Wells Composers in International Debussy Tribute

2018 marks the centenary of the death of the French composer Claude Debussy (1862-1918) and David Heyes recently launched an international project to commemorate the anniversary. Syrinx, Debussy’s iconic work for unaccompanied flute was the inspiration of the project with the juxtaposition of the flute, as one of the highest pitched instruments in the orchestra and the double bass as one of the lowest, creating a wealth of possibilities for composers and performers alike. To date 23 composers from nine countries are taking part and nine works have been completed.

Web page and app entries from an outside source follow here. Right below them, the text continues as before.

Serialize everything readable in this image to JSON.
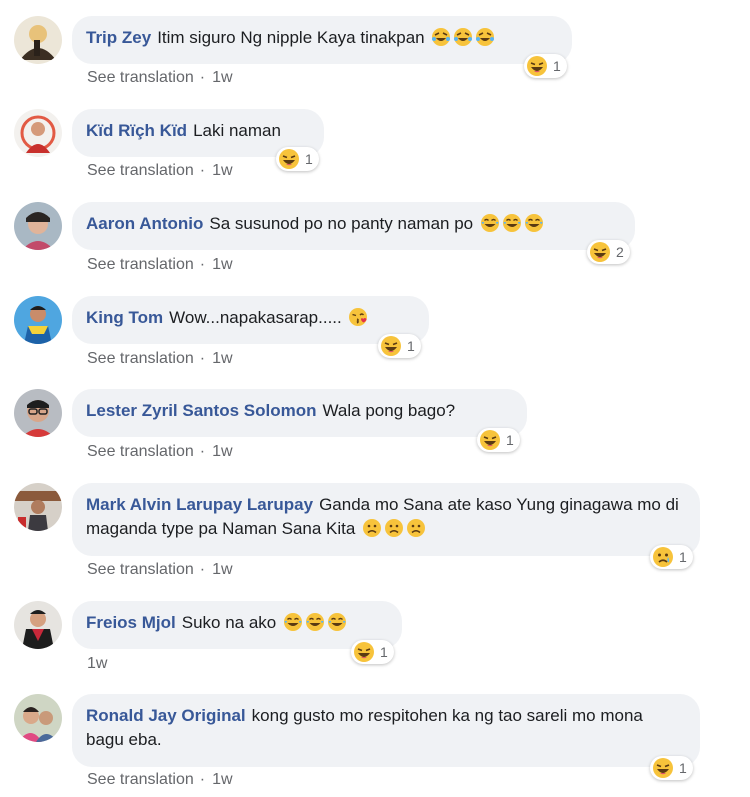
{
  "comments": [
    {
      "author": "Trip Zey",
      "text": "Itim siguro Ng nipple Kaya tinakpan",
      "emojis": [
        "rofl",
        "rofl",
        "rofl"
      ],
      "reaction": "haha",
      "count": "1",
      "see_translation": "See translation",
      "sep": "·",
      "time": "1w"
    },
    {
      "author": "Kïd Rïçh Kïd",
      "text": "Laki naman",
      "emojis": [],
      "reaction": "haha",
      "count": "1",
      "see_translation": "See translation",
      "sep": "·",
      "time": "1w"
    },
    {
      "author": "Aaron Antonio",
      "text": "Sa susunod po no panty naman po ",
      "emojis": [
        "joy",
        "joy",
        "joy"
      ],
      "reaction": "haha",
      "count": "2",
      "see_translation": "See translation",
      "sep": "·",
      "time": "1w"
    },
    {
      "author": "King Tom",
      "text": "Wow...napakasarap..... ",
      "emojis": [
        "kiss"
      ],
      "reaction": "haha",
      "count": "1",
      "see_translation": "See translation",
      "sep": "·",
      "time": "1w"
    },
    {
      "author": "Lester Zyril Santos Solomon",
      "text": "Wala pong bago?",
      "emojis": [],
      "reaction": "haha",
      "count": "1",
      "see_translation": "See translation",
      "sep": "·",
      "time": "1w"
    },
    {
      "author": "Mark Alvin Larupay Larupay",
      "text": "Ganda mo Sana ate kaso Yung ginagawa mo di maganda type pa Naman Sana Kita",
      "emojis": [
        "frown",
        "frown",
        "frown"
      ],
      "reaction": "sad",
      "count": "1",
      "see_translation": "See translation",
      "sep": "·",
      "time": "1w"
    },
    {
      "author": "Freios Mjol",
      "text": "Suko na ako",
      "emojis": [
        "joy",
        "joy",
        "joy"
      ],
      "reaction": "haha",
      "count": "1",
      "see_translation": "",
      "sep": "",
      "time": "1w"
    },
    {
      "author": "Ronald Jay Original",
      "text": "kong gusto mo respitohen ka ng tao sareli mo mona bagu eba.",
      "emojis": [],
      "reaction": "haha",
      "count": "1",
      "see_translation": "See translation",
      "sep": "·",
      "time": "1w"
    }
  ],
  "colors": {
    "author": "#385898",
    "bubble": "#f0f2f5",
    "meta": "#65676b",
    "emoji_yellow": "#f7c33b"
  }
}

The commission brief was to write a work for unaccompanied double bass, inspired in some way by Debussy’s Syrinx. The response and quality of the writing has been outstanding. Some of the composers are also bassists, which helps with the technical aspects when writing for the instrument, and others are supporters of the instrument and have often written for the double bass previously, but the range and wealth of music ideas and invention is exceptional. David is always keen to create opportunities for his students and invited Wells specialist double bassist and prolific composer, Jan, to take part in the project. Jan’s Syrinx is inventive and atmospheric, utilising both the solo and orchestral register of the instrument in music which emphasises the lyrical and sonorous possibilities of the solo double bass. It will be premiered by David at St. Mary’s School in Shaftesbury on Thursday 25 January 2018 as part of a solo recital, followed by its Australian premiere later this year and subsequently published by Recital Music in March 2018. David Heyes composed his Syrinx for the project in early January which is dedicated to Glen Rodriguez, a young Venezuelan bassist who has played a number of David’s pieces in his country. It will be premiered by the composer on 17 February 2018 in Oxford with future performances planned this year in Venezuela, America, Australia and Japan. The piece is atmospheric and evocative, using sul ponticello (at the bridge) effects to create music which is both lyrical and other-worldly. Each composer has used the same inspiration but have written works which are markedly different in style, content and idiom. David is planning to record the series of pieces for Prima Facie Records towards the end of 2018 and perform the 24 works in a number of concerts in 2018/19.